Technology seems to be proliferating in every aspect of our lives these days, from our morning commute to our shopping experience to our workout. Now it is appearing in an area that has, until recently, been free of mobile devices.
But it isn't exactly texting at the table. Many restaurants are introducing fully-integrated tablet and touch-screen ordering processes to streamline the customer experience and help patrons get their food while it's still hot.
Cutting out the middle man
Some establishments, particularly chains and fast food restaurants, are opting to let customers dictate orders to a tablet rather than a waiter or cashier. This change will help reduce human error and speed up the order process. One company, E la Carte, has already brought its food service tablet offering to Applebee's and is ramping up for more locations. E la Carte Chief Executive Rajat Suri sees the restaurant industry as ripe for an upgrade.
"Your home is being transformed by Nest and other smart home companies. We see restaurants as a key area of daily life that has not transformed yet – especially the dining room," Suri told Tech Crunch. "One can imagine the restaurant of the future being very different. Restaurants should know what you want and when you want it."

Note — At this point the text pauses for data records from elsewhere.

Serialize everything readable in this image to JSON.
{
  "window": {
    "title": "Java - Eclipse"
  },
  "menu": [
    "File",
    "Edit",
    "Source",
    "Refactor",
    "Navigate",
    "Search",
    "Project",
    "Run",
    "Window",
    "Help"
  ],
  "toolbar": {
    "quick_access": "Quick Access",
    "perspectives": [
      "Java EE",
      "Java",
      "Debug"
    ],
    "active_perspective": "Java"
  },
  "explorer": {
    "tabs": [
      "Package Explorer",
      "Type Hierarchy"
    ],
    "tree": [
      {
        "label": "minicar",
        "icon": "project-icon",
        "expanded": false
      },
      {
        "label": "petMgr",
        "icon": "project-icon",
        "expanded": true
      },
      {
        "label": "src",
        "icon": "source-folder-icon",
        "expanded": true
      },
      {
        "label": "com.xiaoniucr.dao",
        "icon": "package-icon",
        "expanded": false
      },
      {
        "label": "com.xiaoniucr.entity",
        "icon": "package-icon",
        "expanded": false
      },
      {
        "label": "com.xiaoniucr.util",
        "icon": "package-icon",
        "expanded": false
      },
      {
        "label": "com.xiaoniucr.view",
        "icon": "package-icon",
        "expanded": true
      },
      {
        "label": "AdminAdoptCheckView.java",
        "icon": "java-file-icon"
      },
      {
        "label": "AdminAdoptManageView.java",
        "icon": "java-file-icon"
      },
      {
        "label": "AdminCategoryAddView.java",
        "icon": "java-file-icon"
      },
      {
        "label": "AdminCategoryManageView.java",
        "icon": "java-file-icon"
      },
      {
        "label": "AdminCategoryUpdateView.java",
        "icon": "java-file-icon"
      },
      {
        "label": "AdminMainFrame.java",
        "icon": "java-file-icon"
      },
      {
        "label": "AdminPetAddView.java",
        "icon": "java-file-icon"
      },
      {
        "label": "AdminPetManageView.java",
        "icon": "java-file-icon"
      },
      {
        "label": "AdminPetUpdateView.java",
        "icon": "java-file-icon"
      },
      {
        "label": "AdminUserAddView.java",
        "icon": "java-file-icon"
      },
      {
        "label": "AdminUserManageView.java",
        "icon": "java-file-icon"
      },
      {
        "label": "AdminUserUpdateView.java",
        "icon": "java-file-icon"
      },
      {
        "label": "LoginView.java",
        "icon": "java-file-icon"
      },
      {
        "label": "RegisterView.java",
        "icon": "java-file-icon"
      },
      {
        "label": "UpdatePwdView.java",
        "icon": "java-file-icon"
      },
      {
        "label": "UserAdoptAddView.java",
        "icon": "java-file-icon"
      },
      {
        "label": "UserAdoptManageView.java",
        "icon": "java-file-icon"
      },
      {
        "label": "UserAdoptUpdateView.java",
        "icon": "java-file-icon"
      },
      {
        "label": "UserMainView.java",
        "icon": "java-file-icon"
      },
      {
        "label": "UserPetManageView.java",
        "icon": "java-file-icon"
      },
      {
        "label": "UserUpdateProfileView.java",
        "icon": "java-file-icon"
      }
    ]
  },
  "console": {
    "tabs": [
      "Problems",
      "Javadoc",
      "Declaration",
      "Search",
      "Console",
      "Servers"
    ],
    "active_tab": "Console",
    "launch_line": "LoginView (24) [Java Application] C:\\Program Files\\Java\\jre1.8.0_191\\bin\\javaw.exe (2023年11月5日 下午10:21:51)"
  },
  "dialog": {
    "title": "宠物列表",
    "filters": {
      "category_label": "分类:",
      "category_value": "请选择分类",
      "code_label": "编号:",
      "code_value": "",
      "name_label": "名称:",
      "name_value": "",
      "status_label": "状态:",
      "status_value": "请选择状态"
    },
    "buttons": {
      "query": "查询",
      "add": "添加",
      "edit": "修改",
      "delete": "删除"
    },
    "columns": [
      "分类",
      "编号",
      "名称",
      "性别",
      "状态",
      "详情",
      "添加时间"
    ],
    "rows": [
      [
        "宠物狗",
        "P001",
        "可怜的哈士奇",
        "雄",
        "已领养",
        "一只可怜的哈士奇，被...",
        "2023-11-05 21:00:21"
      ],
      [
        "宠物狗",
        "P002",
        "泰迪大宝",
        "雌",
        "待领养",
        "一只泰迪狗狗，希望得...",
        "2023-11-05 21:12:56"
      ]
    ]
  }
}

While high end, gourmet restaurants may still prefer a waiter – someone with expertise on the preparation of a dish, what it contains and what it pairs best with – places that value fast, quality output are the ones likely to adopt the new system.
Locations that have installed Suri's Presto tablet have enjoyed a 5 percent uptick in sales and a 7-10 minute gain in turnover. That means patrons are spending more and leaving earlier, significant benefits for "fast-casual" chains and small, family-owned diners.
Interactive table setting
One restaurant in Tucson, Arizona has changed the very surface that customers dine on, according to Fox News. Dan Collins, software engineer, designed "smart tables" for his wife's restaurant – touch screen surfaces that allow kids to play games and, ultimately, parents to place orders.
The tables cost between $3,000 and $5,000 to create, but Collins hopes that the expense will be made up through increased traffic and lessened labor requirements.
"This is the wave of the future," Collins told Fox News. "You're starting to see tablets in other restaurants. But they're not fully integrated into their operation. Here we're going to fully integrate it into the operation."
Online ordering already well underway
Those who order food for delivery have already abandoned the trials and frustrations of a poor phone connection, loud commotion on the other end and the dreaded "Hold, please." Companies like Domino's pizza have embedded their own online ordering forms into their website that allows full customization without the hassle of talking to a busy employee. One can even pay for the order, including tipping the driver, through the Internet.
Other vendors – even restaurants with a single location – can implement third-party software to achieve the same results. For smaller establishments, using the software can reduce crippling labor restrictions by allowing staff to focus on the customers actually present in the building rather than the callers. The software can also allow diners to make reservations and view upcoming events and specials.
Soon, the entire ordering and dining experience may be completely free of human error.
Hospitality and restaurant industry piece brought to you by Marlin Equipment Finance, leaders in food service equipment financing. Marlin is a nationwide provider of equipment financing solutions supporting equipment suppliers and manufacturers in the security, food services, healthcare, information technology, office technology and telecommunications sectors.